● **WHAT YOU WILL DO**: All lines that hold the string "pexels" should be copied. Find them in the listing below.

==========

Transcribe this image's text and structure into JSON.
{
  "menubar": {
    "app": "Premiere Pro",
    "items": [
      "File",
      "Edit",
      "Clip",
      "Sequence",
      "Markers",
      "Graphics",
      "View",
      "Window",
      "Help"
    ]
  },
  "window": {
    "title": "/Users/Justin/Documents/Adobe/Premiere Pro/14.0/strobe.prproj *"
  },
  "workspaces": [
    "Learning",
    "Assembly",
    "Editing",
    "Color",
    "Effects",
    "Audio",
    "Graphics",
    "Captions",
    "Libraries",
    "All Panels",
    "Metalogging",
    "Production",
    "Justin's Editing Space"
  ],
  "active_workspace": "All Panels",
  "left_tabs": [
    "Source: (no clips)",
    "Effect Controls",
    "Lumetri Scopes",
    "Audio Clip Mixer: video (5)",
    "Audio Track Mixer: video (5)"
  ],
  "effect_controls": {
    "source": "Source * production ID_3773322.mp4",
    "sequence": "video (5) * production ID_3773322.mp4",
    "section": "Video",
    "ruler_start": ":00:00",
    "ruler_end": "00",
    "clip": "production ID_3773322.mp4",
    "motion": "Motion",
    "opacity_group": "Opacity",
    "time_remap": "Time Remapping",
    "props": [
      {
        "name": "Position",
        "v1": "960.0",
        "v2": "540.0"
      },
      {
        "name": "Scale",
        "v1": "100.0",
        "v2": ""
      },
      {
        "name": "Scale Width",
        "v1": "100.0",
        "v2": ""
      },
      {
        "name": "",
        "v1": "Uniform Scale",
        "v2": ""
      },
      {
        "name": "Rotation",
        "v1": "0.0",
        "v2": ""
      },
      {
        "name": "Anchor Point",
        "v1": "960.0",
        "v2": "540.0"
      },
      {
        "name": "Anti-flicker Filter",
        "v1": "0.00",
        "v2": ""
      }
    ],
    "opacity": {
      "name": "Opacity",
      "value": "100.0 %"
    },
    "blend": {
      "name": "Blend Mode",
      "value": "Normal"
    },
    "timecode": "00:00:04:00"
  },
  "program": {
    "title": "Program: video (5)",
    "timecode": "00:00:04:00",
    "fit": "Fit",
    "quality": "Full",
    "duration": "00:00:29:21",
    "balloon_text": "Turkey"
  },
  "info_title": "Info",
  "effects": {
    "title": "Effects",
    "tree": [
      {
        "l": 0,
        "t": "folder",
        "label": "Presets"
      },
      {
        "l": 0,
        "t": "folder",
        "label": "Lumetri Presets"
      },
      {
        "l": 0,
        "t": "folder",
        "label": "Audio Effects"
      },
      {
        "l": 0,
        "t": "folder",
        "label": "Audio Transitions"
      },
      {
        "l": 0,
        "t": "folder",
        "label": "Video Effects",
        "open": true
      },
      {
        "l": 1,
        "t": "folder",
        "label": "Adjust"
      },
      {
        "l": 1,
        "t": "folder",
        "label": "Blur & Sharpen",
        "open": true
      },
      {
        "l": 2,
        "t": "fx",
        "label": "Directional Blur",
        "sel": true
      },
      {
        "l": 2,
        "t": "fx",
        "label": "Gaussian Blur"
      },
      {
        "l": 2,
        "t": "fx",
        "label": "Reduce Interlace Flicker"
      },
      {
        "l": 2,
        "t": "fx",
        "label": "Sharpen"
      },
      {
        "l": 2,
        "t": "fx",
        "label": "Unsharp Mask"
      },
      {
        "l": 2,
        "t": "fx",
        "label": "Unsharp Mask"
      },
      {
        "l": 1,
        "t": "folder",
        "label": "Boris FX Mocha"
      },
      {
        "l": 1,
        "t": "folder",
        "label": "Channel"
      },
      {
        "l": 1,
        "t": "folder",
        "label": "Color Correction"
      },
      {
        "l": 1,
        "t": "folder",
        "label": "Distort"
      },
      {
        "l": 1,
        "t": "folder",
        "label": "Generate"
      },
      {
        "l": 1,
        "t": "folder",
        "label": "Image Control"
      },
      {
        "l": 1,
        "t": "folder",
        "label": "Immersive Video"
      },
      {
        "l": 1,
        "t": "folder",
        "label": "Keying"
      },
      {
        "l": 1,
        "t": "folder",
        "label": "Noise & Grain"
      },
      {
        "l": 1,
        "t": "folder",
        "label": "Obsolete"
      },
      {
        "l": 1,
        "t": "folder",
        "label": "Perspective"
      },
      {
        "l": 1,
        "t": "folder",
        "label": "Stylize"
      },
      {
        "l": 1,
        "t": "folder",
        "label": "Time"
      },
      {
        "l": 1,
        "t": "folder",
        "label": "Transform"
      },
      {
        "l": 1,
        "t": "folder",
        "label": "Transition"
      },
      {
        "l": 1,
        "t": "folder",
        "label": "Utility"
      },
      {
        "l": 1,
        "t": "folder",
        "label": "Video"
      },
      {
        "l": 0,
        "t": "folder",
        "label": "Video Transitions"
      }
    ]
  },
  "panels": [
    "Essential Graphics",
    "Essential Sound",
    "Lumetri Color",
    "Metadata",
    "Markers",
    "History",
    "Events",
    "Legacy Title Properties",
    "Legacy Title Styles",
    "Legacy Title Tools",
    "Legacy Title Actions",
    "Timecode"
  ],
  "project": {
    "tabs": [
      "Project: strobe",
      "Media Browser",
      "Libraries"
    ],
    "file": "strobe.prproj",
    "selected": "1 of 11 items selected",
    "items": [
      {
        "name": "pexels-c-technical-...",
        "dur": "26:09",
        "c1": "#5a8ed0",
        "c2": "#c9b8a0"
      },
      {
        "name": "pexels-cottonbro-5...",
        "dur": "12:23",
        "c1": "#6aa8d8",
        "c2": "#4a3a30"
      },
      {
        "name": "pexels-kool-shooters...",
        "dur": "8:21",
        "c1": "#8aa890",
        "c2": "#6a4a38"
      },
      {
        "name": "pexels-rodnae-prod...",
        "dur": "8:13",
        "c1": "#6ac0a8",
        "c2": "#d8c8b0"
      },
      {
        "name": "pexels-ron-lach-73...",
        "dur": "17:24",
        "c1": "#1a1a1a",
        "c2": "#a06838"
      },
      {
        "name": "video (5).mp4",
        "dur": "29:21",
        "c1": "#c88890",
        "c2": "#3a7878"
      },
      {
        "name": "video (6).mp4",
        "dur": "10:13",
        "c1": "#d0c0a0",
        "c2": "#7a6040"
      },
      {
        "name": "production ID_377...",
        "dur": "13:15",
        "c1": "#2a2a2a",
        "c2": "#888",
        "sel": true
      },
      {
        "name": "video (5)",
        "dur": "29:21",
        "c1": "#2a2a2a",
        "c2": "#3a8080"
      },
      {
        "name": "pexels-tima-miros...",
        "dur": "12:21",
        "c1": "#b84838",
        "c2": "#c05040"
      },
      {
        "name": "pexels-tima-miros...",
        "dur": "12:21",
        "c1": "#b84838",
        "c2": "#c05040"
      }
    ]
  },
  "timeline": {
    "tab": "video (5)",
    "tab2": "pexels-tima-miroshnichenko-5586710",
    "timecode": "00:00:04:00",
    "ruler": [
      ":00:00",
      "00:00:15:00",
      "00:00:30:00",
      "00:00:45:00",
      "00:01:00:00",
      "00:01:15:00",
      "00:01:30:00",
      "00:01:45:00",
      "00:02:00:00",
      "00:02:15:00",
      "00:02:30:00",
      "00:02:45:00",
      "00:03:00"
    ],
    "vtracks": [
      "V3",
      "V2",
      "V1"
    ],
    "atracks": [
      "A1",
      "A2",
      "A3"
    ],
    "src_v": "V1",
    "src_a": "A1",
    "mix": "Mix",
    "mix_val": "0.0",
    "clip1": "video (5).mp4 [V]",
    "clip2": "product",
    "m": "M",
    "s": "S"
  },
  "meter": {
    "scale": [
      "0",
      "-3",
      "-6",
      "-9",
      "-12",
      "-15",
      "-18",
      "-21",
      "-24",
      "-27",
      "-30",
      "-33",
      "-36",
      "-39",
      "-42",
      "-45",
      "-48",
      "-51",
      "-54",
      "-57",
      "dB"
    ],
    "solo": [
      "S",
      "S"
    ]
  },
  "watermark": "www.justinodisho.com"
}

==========

● **RESPONSE TO THE EXERCISE**:
        "name": "pexels-c-technical-...",
        "name": "pexels-cottonbro-5...",
        "name": "pexels-kool-shooters...",
        "name": "pexels-rodnae-prod...",
        "name": "pexels-ron-lach-73...",
        "name": "pexels-tima-miros...",
        "name": "pexels-tima-miros...",
    "tab2": "pexels-tima-miroshnichenko-5586710",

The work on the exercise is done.